◆ WHAT TO DO ◆
When you have gone through the entries below, state how many lines include the word "clouds" and write nothing else.

◆ DATA SHOWN ◆

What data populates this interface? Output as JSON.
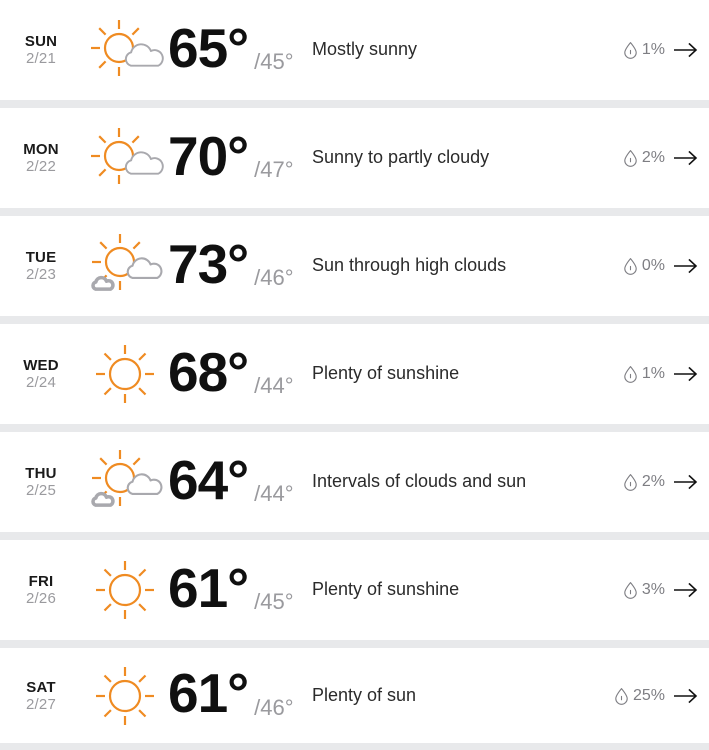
{
  "colors": {
    "sun": "#ef8b22",
    "cloud": "#a9a9ae",
    "row_background": "#ffffff",
    "page_background": "#e8e9eb",
    "high_temp": "#101010",
    "low_temp": "#9a9a9e",
    "day_label": "#1a1a1a",
    "date_label": "#9a9a9e",
    "description": "#2b2b2b",
    "precip_text": "#7e7e83",
    "arrow": "#111111"
  },
  "icons": {
    "precipitation": "water-drop-icon",
    "navigate": "arrow-right-icon",
    "sun": "sun-icon",
    "sun_cloud": "sun-behind-cloud-icon",
    "sun_clouds": "sun-behind-two-clouds-icon"
  },
  "forecast": {
    "days": [
      {
        "dow": "SUN",
        "date": "2/21",
        "icon": "sun-behind-cloud-icon",
        "high": "65°",
        "low": "/45°",
        "description": "Mostly sunny",
        "precip": "1%"
      },
      {
        "dow": "MON",
        "date": "2/22",
        "icon": "sun-behind-cloud-icon",
        "high": "70°",
        "low": "/47°",
        "description": "Sunny to partly cloudy",
        "precip": "2%"
      },
      {
        "dow": "TUE",
        "date": "2/23",
        "icon": "sun-behind-two-clouds-icon",
        "high": "73°",
        "low": "/46°",
        "description": "Sun through high clouds",
        "precip": "0%"
      },
      {
        "dow": "WED",
        "date": "2/24",
        "icon": "sun-icon",
        "high": "68°",
        "low": "/44°",
        "description": "Plenty of sunshine",
        "precip": "1%"
      },
      {
        "dow": "THU",
        "date": "2/25",
        "icon": "sun-behind-two-clouds-icon",
        "high": "64°",
        "low": "/44°",
        "description": "Intervals of clouds and sun",
        "precip": "2%"
      },
      {
        "dow": "FRI",
        "date": "2/26",
        "icon": "sun-icon",
        "high": "61°",
        "low": "/45°",
        "description": "Plenty of sunshine",
        "precip": "3%"
      },
      {
        "dow": "SAT",
        "date": "2/27",
        "icon": "sun-icon",
        "high": "61°",
        "low": "/46°",
        "description": "Plenty of sun",
        "precip": "25%"
      }
    ]
  }
}
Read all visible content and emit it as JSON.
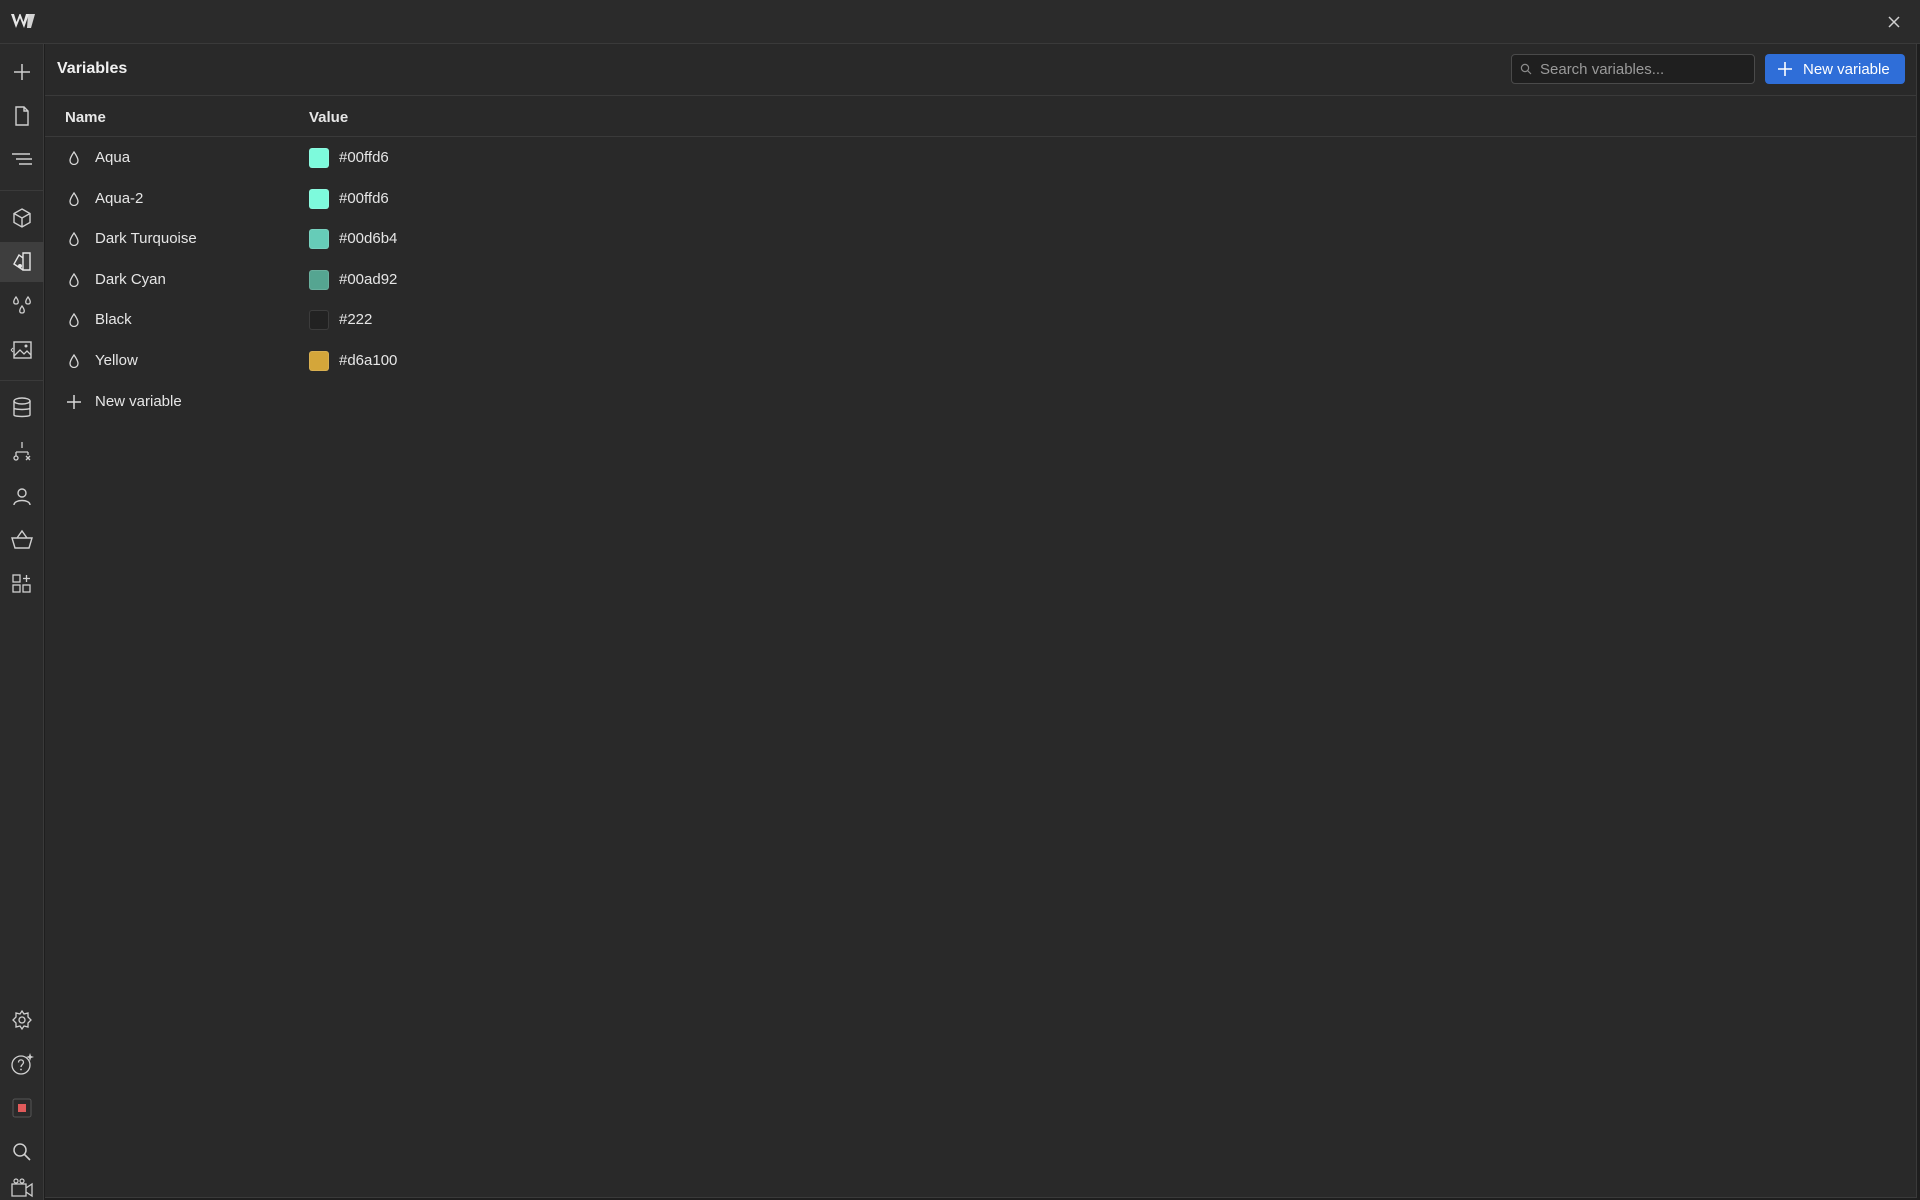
{
  "topbar": {
    "logo_icon": "webflow-logo-icon",
    "close_icon": "close-icon"
  },
  "sidebar": {
    "top_icons": [
      {
        "name": "add-icon"
      },
      {
        "name": "page-icon"
      },
      {
        "name": "navigator-icon"
      },
      {
        "name": "components-icon"
      },
      {
        "name": "style-selector-icon",
        "active": true
      },
      {
        "name": "variables-icon"
      },
      {
        "name": "assets-icon"
      },
      {
        "name": "cms-icon"
      },
      {
        "name": "logic-icon"
      },
      {
        "name": "users-icon"
      },
      {
        "name": "ecommerce-icon"
      },
      {
        "name": "apps-icon"
      }
    ],
    "bottom_icons": [
      {
        "name": "settings-icon"
      },
      {
        "name": "help-icon"
      },
      {
        "name": "record-icon"
      },
      {
        "name": "search-icon"
      },
      {
        "name": "video-icon"
      }
    ]
  },
  "panel": {
    "title": "Variables",
    "search": {
      "placeholder": "Search variables...",
      "value": ""
    },
    "new_variable_button": "New variable",
    "columns": {
      "name": "Name",
      "value": "Value"
    },
    "variables": [
      {
        "name": "Aqua",
        "hex": "#00ffd6",
        "swatch": "#7dfadc"
      },
      {
        "name": "Aqua-2",
        "hex": "#00ffd6",
        "swatch": "#7dfadc"
      },
      {
        "name": "Dark Turquoise",
        "hex": "#00d6b4",
        "swatch": "#66ccb8"
      },
      {
        "name": "Dark Cyan",
        "hex": "#00ad92",
        "swatch": "#55a591"
      },
      {
        "name": "Black",
        "hex": "#222",
        "swatch": "#222222"
      },
      {
        "name": "Yellow",
        "hex": "#d6a100",
        "swatch": "#d4a63a"
      }
    ],
    "add_row_label": "New variable"
  },
  "colors": {
    "accent": "#2f6ed8",
    "background": "#292929",
    "chrome": "#2b2b2b"
  }
}
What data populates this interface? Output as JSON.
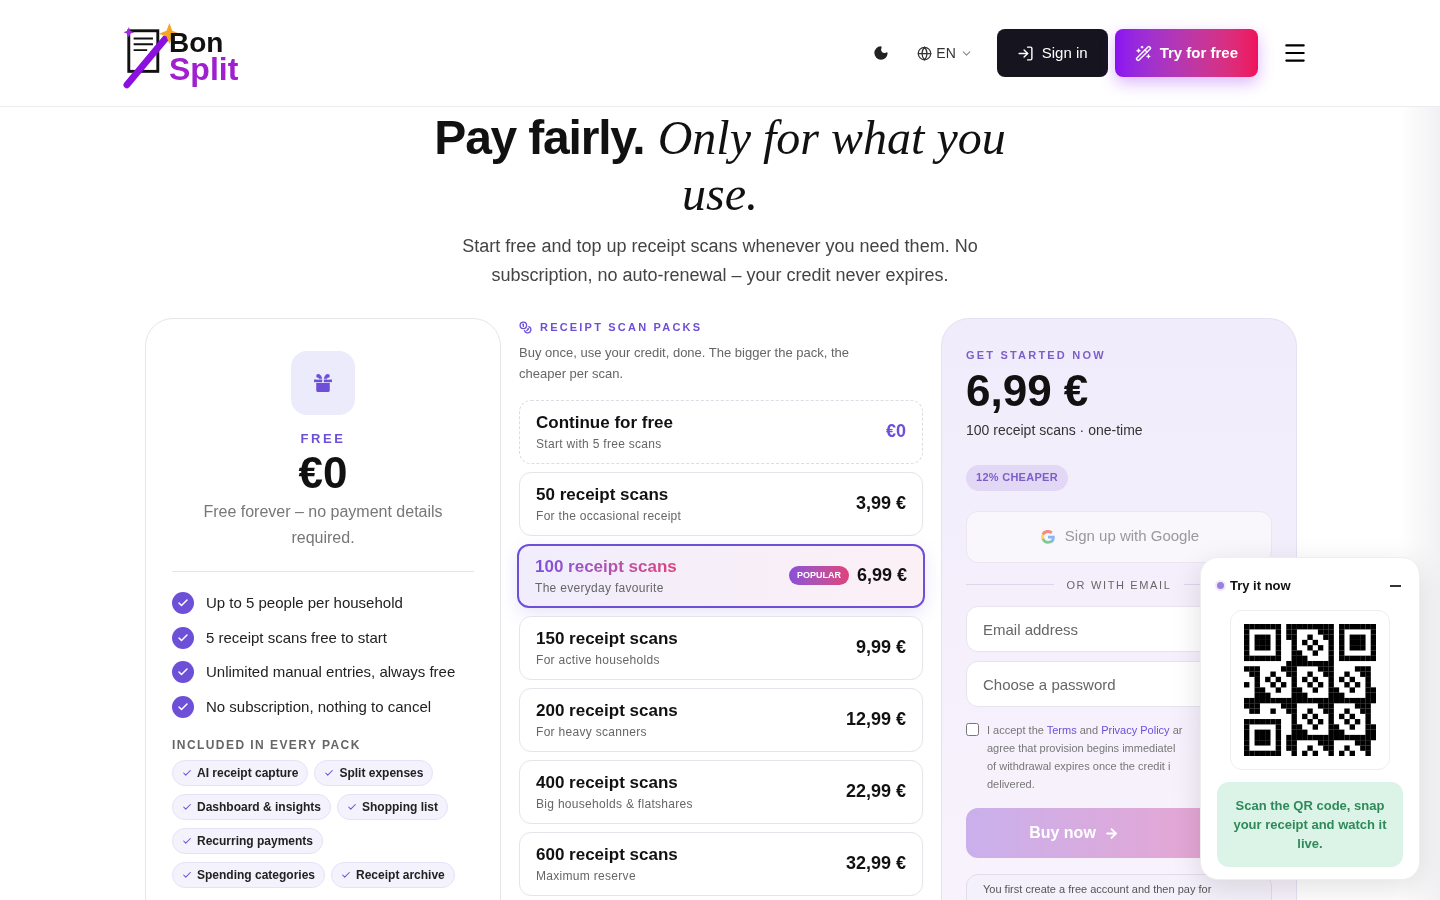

◆ SOLUTION BELOW ◆
5